We highly value and respect everyone's opinion concerning the titles we offer. However, we cannot allow persons under the age of 13 to have accounts at BN.com or to post customer reviews. Please see our Terms of Use for more details.

What to exclude from your review:

Please do not write about reviews, commentary, or information posted on the product page. If you see any errors in the information on the product page, please send us an email.

Reviews should not contain any of the following:

  • - HTML tags, profanity, obscenities, vulgarities, or comments that defame anyone
  • - Time-sensitive information such as tour dates, signings, lectures, etc.
  • - Single-word reviews. Other people will read your review to discover why you liked or didn't like the title. Be descriptive.
  • - Comments focusing on the author or that may ruin the ending for others
  • - Phone numbers, addresses, URLs
  • - Pricing and availability information or alternative ordering information
  • - Advertisements or commercial solicitation

Reminder:

  • - By submitting a review, you grant to Barnes & Noble.com and its sublicensees the royalty-free, perpetual, irrevocable right and license to use the review in accordance with the Barnes & Noble.com Terms of Use.
  • - Barnes & Noble.com reserves the right not to post any review -- particularly those that do not follow the terms and conditions of these Rules. Barnes & Noble.com also reserves the right to remove any review at any time without notice.
  • - See Terms of Use for other conditions and disclaimers.
Search for Products You'd Like to Recommend

Recommend other products that relate to your review. Just search for them below and share!

Create a Pen Name

Your Pen Name is your unique identity on BN.com. It will appear on the reviews you write and other website activities.
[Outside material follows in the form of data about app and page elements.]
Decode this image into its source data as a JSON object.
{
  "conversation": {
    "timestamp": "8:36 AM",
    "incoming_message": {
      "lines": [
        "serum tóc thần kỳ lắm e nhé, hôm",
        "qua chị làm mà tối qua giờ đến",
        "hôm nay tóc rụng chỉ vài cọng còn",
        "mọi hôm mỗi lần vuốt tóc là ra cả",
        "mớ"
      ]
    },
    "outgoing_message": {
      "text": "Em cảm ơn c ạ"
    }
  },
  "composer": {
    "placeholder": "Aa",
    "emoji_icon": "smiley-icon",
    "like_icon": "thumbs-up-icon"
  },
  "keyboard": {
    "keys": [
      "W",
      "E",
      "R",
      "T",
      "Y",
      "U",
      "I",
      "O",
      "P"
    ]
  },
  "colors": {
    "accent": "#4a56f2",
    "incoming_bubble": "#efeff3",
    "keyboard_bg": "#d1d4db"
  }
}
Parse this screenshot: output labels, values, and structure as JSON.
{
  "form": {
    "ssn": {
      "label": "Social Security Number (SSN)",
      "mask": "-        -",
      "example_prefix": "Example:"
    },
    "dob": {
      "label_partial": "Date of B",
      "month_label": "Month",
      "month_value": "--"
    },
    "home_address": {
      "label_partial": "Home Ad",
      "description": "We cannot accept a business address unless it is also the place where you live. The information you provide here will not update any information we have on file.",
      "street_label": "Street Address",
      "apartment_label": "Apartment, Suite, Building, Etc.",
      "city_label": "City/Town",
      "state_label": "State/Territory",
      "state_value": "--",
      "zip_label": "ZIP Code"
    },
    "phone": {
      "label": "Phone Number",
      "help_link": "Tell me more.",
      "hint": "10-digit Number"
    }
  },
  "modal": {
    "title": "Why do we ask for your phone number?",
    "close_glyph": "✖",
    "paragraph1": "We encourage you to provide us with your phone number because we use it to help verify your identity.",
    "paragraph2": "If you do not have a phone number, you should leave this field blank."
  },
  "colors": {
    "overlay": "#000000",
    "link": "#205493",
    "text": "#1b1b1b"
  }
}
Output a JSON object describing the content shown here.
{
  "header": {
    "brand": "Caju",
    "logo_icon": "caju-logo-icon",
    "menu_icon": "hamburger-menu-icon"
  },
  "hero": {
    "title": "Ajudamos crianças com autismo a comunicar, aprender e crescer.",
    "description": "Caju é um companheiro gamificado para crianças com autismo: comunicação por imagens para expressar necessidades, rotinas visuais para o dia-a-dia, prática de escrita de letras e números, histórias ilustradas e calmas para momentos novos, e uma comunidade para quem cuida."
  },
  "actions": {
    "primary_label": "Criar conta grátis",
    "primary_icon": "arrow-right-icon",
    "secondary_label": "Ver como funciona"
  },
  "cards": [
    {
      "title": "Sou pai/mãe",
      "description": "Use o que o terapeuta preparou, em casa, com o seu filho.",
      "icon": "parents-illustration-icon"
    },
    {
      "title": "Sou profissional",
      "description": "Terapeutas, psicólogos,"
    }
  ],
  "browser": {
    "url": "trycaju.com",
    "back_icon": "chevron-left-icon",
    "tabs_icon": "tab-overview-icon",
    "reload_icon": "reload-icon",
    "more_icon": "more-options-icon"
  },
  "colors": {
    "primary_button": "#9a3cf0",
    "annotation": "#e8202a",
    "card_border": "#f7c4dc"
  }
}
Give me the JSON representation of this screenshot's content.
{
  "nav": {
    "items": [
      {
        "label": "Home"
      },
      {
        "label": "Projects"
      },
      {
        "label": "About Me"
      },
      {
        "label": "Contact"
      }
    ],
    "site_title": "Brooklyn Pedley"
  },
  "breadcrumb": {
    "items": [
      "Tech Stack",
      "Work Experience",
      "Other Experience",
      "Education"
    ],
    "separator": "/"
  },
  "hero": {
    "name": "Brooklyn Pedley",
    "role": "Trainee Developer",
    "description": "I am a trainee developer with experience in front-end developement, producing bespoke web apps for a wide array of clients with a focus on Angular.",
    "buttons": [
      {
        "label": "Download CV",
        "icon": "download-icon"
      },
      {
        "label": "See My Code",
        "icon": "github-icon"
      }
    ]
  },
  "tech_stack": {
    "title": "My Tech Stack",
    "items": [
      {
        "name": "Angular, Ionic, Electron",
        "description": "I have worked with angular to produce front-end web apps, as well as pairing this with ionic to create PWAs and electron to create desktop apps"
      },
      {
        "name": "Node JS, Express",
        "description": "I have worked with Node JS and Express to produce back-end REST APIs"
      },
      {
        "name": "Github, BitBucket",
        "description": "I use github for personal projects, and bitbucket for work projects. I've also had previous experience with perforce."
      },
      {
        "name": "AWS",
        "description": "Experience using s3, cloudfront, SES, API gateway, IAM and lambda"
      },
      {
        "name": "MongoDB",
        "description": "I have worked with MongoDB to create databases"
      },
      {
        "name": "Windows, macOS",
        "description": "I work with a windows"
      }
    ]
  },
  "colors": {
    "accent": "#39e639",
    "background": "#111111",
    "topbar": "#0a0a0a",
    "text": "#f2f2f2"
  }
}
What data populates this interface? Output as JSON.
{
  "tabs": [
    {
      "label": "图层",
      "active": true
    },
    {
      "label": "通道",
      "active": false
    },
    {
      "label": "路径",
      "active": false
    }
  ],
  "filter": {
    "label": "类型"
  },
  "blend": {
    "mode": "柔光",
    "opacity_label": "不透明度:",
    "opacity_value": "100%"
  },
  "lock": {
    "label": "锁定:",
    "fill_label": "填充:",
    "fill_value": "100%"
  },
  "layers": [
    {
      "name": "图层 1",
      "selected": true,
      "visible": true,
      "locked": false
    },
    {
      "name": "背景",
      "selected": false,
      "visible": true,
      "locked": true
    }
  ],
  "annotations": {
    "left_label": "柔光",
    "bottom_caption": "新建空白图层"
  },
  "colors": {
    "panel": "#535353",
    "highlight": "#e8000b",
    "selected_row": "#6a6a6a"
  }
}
Your Pen Name cannot be edited, changed or deleted once submitted.

 
Your Pen Name can be any combination of alphanumeric characters (plus - and _), and must be at least two characters long.

Continue Anonymously

    If you find inappropriate content, please report it to Barnes & Noble
    Why is this product inappropriate?
    Comments (optional)